Would you please repeat the data exactly as given?

## [Supplied data]

↓

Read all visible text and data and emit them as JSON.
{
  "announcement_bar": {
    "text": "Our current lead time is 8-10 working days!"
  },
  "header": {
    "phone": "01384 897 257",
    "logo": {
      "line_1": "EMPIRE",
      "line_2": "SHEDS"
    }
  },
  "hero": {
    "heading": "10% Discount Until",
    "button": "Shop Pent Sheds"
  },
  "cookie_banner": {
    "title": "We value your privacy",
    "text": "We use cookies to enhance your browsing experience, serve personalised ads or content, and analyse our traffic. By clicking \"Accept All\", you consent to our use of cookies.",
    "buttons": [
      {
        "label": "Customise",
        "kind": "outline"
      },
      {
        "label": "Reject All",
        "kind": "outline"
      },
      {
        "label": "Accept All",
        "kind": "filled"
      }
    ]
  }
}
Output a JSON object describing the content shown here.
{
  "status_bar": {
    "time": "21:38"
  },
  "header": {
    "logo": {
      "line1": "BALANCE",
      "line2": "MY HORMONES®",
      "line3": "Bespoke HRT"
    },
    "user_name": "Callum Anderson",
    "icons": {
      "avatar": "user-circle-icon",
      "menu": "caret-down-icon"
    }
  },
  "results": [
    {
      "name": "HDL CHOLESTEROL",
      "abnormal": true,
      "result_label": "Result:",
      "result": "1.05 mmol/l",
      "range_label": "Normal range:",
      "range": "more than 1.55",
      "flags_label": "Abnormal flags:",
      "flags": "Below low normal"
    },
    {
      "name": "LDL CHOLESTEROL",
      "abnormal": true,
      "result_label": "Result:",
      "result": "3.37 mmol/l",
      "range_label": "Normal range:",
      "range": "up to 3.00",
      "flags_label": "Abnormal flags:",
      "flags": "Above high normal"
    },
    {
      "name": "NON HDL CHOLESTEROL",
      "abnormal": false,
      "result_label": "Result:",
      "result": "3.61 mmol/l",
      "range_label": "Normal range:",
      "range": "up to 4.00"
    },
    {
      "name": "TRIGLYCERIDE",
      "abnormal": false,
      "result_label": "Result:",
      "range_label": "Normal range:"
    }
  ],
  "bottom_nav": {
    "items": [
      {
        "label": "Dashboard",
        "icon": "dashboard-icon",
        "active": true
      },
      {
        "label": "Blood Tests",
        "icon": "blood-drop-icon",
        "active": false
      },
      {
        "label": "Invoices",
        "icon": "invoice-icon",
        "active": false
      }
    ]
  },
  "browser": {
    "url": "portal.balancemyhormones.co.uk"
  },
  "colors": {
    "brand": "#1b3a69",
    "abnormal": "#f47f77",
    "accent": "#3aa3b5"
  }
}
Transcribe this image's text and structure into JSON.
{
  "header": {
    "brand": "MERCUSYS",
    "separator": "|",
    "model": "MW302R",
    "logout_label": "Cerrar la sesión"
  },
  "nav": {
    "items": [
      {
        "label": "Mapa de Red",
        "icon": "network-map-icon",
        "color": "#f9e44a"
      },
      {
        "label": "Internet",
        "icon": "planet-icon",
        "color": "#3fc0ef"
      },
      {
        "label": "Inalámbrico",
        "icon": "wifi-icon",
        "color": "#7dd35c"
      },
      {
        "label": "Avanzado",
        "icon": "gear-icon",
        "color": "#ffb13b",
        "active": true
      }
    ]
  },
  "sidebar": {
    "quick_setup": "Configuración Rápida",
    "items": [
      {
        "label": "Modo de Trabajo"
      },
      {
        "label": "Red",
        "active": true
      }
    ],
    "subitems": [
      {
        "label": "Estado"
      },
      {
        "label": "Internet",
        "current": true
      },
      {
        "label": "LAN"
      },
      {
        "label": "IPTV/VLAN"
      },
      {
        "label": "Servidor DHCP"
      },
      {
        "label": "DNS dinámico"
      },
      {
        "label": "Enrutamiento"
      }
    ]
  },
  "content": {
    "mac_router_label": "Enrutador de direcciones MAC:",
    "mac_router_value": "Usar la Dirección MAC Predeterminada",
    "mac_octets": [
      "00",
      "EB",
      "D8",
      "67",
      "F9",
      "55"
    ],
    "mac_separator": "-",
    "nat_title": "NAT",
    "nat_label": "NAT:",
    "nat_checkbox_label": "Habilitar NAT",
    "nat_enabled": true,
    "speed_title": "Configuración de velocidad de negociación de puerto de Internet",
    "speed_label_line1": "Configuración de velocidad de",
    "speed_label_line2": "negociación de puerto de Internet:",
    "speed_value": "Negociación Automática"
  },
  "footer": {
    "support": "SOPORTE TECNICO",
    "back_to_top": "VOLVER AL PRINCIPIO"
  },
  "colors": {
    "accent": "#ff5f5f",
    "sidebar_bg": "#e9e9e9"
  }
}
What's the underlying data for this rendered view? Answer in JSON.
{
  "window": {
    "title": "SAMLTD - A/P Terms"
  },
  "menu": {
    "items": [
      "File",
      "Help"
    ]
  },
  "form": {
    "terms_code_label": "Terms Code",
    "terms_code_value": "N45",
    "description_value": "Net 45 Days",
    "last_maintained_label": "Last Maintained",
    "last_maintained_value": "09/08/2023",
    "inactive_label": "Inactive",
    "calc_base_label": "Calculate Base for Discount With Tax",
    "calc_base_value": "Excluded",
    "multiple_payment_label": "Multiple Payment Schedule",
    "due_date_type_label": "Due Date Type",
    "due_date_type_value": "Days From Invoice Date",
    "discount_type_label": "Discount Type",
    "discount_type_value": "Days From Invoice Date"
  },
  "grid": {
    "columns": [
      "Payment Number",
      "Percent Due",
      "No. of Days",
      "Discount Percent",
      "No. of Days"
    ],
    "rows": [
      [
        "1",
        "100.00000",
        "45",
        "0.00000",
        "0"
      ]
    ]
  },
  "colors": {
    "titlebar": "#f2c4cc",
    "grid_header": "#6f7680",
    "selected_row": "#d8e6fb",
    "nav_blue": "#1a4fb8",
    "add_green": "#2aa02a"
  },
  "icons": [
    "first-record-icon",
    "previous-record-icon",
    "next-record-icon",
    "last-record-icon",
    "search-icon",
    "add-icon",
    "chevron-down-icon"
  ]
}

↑

## [Answer area]
Read all visible text and data and emit them as JSON.
{
  "announcement_bar": {
    "text": "Our current lead time is 8-10 working days!"
  },
  "header": {
    "phone": "01384 897 257",
    "logo": {
      "line_1": "EMPIRE",
      "line_2": "SHEDS"
    }
  },
  "hero": {
    "heading": "10% Discount Until",
    "button": "Shop Pent Sheds"
  },
  "cookie_banner": {
    "title": "We value your privacy",
    "text": "We use cookies to enhance your browsing experience, serve personalised ads or content, and analyse our traffic. By clicking \"Accept All\", you consent to our use of cookies.",
    "buttons": [
      {
        "label": "Customise",
        "kind": "outline"
      },
      {
        "label": "Reject All",
        "kind": "outline"
      },
      {
        "label": "Accept All",
        "kind": "filled"
      }
    ]
  }
}
Output a JSON object describing the content shown here.
{
  "status_bar": {
    "time": "21:38"
  },
  "header": {
    "logo": {
      "line1": "BALANCE",
      "line2": "MY HORMONES®",
      "line3": "Bespoke HRT"
    },
    "user_name": "Callum Anderson",
    "icons": {
      "avatar": "user-circle-icon",
      "menu": "caret-down-icon"
    }
  },
  "results": [
    {
      "name": "HDL CHOLESTEROL",
      "abnormal": true,
      "result_label": "Result:",
      "result": "1.05 mmol/l",
      "range_label": "Normal range:",
      "range": "more than 1.55",
      "flags_label": "Abnormal flags:",
      "flags": "Below low normal"
    },
    {
      "name": "LDL CHOLESTEROL",
      "abnormal": true,
      "result_label": "Result:",
      "result": "3.37 mmol/l",
      "range_label": "Normal range:",
      "range": "up to 3.00",
      "flags_label": "Abnormal flags:",
      "flags": "Above high normal"
    },
    {
      "name": "NON HDL CHOLESTEROL",
      "abnormal": false,
      "result_label": "Result:",
      "result": "3.61 mmol/l",
      "range_label": "Normal range:",
      "range": "up to 4.00"
    },
    {
      "name": "TRIGLYCERIDE",
      "abnormal": false,
      "result_label": "Result:",
      "range_label": "Normal range:"
    }
  ],
  "bottom_nav": {
    "items": [
      {
        "label": "Dashboard",
        "icon": "dashboard-icon",
        "active": true
      },
      {
        "label": "Blood Tests",
        "icon": "blood-drop-icon",
        "active": false
      },
      {
        "label": "Invoices",
        "icon": "invoice-icon",
        "active": false
      }
    ]
  },
  "browser": {
    "url": "portal.balancemyhormones.co.uk"
  },
  "colors": {
    "brand": "#1b3a69",
    "abnormal": "#f47f77",
    "accent": "#3aa3b5"
  }
}
Transcribe this image's text and structure into JSON.
{
  "header": {
    "brand": "MERCUSYS",
    "separator": "|",
    "model": "MW302R",
    "logout_label": "Cerrar la sesión"
  },
  "nav": {
    "items": [
      {
        "label": "Mapa de Red",
        "icon": "network-map-icon",
        "color": "#f9e44a"
      },
      {
        "label": "Internet",
        "icon": "planet-icon",
        "color": "#3fc0ef"
      },
      {
        "label": "Inalámbrico",
        "icon": "wifi-icon",
        "color": "#7dd35c"
      },
      {
        "label": "Avanzado",
        "icon": "gear-icon",
        "color": "#ffb13b",
        "active": true
      }
    ]
  },
  "sidebar": {
    "quick_setup": "Configuración Rápida",
    "items": [
      {
        "label": "Modo de Trabajo"
      },
      {
        "label": "Red",
        "active": true
      }
    ],
    "subitems": [
      {
        "label": "Estado"
      },
      {
        "label": "Internet",
        "current": true
      },
      {
        "label": "LAN"
      },
      {
        "label": "IPTV/VLAN"
      },
      {
        "label": "Servidor DHCP"
      },
      {
        "label": "DNS dinámico"
      },
      {
        "label": "Enrutamiento"
      }
    ]
  },
  "content": {
    "mac_router_label": "Enrutador de direcciones MAC:",
    "mac_router_value": "Usar la Dirección MAC Predeterminada",
    "mac_octets": [
      "00",
      "EB",
      "D8",
      "67",
      "F9",
      "55"
    ],
    "mac_separator": "-",
    "nat_title": "NAT",
    "nat_label": "NAT:",
    "nat_checkbox_label": "Habilitar NAT",
    "nat_enabled": true,
    "speed_title": "Configuración de velocidad de negociación de puerto de Internet",
    "speed_label_line1": "Configuración de velocidad de",
    "speed_label_line2": "negociación de puerto de Internet:",
    "speed_value": "Negociación Automática"
  },
  "footer": {
    "support": "SOPORTE TECNICO",
    "back_to_top": "VOLVER AL PRINCIPIO"
  },
  "colors": {
    "accent": "#ff5f5f",
    "sidebar_bg": "#e9e9e9"
  }
}
What's the underlying data for this rendered view? Answer in JSON.
{
  "window": {
    "title": "SAMLTD - A/P Terms"
  },
  "menu": {
    "items": [
      "File",
      "Help"
    ]
  },
  "form": {
    "terms_code_label": "Terms Code",
    "terms_code_value": "N45",
    "description_value": "Net 45 Days",
    "last_maintained_label": "Last Maintained",
    "last_maintained_value": "09/08/2023",
    "inactive_label": "Inactive",
    "calc_base_label": "Calculate Base for Discount With Tax",
    "calc_base_value": "Excluded",
    "multiple_payment_label": "Multiple Payment Schedule",
    "due_date_type_label": "Due Date Type",
    "due_date_type_value": "Days From Invoice Date",
    "discount_type_label": "Discount Type",
    "discount_type_value": "Days From Invoice Date"
  },
  "grid": {
    "columns": [
      "Payment Number",
      "Percent Due",
      "No. of Days",
      "Discount Percent",
      "No. of Days"
    ],
    "rows": [
      [
        "1",
        "100.00000",
        "45",
        "0.00000",
        "0"
      ]
    ]
  },
  "colors": {
    "titlebar": "#f2c4cc",
    "grid_header": "#6f7680",
    "selected_row": "#d8e6fb",
    "nav_blue": "#1a4fb8",
    "add_green": "#2aa02a"
  },
  "icons": [
    "first-record-icon",
    "previous-record-icon",
    "next-record-icon",
    "last-record-icon",
    "search-icon",
    "add-icon",
    "chevron-down-icon"
  ]
}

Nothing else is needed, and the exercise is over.